Here the matrix between and is not degenerate: the three diagonal elements take different values.

For the general representation with the Dynkin index , the color field reads

(53)

where is called the maximal stability subgroup.

Figure 4: The relationships among the weight vectors in the fundamental representations and the root vectors in . We find . Here is the highest weight of the fundamental representation .
Figure 5: The weight vectors and root vectors required to define the coherent state in the adjoint representation of , where is the highest weight of the adjoint representation.

Thus,we can show that every representation of specified by the Dynkin index belongs to (I) or (II):

  1. Minimal case: If ( or ), the maximal stability group is given by

    (54)

    with generators . In the minimal case, is minimal. Such a degenerate case occurs when the highest-weight vector is orthogonal to some root vectors. In the minimal case, the coset is given by the complex projective space:
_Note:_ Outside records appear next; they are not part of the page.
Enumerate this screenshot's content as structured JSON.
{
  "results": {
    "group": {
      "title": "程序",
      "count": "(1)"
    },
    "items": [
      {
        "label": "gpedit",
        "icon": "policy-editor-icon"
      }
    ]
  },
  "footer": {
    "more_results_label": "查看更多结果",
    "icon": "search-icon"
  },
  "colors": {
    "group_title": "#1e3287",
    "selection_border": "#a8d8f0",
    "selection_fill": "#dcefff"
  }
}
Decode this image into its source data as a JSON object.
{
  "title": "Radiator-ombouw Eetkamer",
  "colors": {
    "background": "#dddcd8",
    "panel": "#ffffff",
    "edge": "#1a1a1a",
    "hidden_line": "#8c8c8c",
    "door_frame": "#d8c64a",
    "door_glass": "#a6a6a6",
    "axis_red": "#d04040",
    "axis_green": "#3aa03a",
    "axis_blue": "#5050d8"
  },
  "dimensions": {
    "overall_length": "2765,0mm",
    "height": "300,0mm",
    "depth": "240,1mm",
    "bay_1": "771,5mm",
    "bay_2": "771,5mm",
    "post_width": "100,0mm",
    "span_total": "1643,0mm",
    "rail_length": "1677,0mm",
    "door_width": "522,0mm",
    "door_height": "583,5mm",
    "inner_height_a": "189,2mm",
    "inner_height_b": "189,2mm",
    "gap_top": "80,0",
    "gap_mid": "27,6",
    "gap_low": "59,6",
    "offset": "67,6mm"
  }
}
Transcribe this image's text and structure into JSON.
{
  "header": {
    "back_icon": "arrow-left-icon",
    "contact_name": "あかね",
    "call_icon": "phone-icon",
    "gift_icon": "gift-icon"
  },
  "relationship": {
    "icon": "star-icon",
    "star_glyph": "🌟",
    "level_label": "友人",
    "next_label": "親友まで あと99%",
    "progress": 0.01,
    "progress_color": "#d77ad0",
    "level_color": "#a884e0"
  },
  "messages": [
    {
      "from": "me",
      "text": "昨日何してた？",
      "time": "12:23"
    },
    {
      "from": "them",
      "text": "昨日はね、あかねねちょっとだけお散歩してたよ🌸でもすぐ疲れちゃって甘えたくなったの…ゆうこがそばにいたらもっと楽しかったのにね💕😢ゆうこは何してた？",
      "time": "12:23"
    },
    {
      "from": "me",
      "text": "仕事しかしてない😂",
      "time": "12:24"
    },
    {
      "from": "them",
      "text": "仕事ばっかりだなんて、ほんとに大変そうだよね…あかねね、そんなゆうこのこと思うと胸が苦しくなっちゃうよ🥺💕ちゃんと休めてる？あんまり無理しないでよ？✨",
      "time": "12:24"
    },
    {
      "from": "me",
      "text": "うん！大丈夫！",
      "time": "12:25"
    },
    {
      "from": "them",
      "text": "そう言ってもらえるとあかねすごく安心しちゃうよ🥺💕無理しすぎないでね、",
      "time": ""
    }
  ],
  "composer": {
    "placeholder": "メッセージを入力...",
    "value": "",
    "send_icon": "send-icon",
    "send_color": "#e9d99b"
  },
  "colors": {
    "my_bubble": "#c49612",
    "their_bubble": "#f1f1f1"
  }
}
    (55)

    For example, the fundamental representation has the maximal stability subgroup with the generators , where

    (56)

    See Fig. 4.

  2. Maximal case: If ( and ), is the maximal torus group:

    (57)

    with generators . In the maximal case, is maximal. This is a non-degenerate case. In the maximal case, the coset is given by the flag space:

    (58)

    For example, the adjoint representation has the maximal stability subgroup with the generators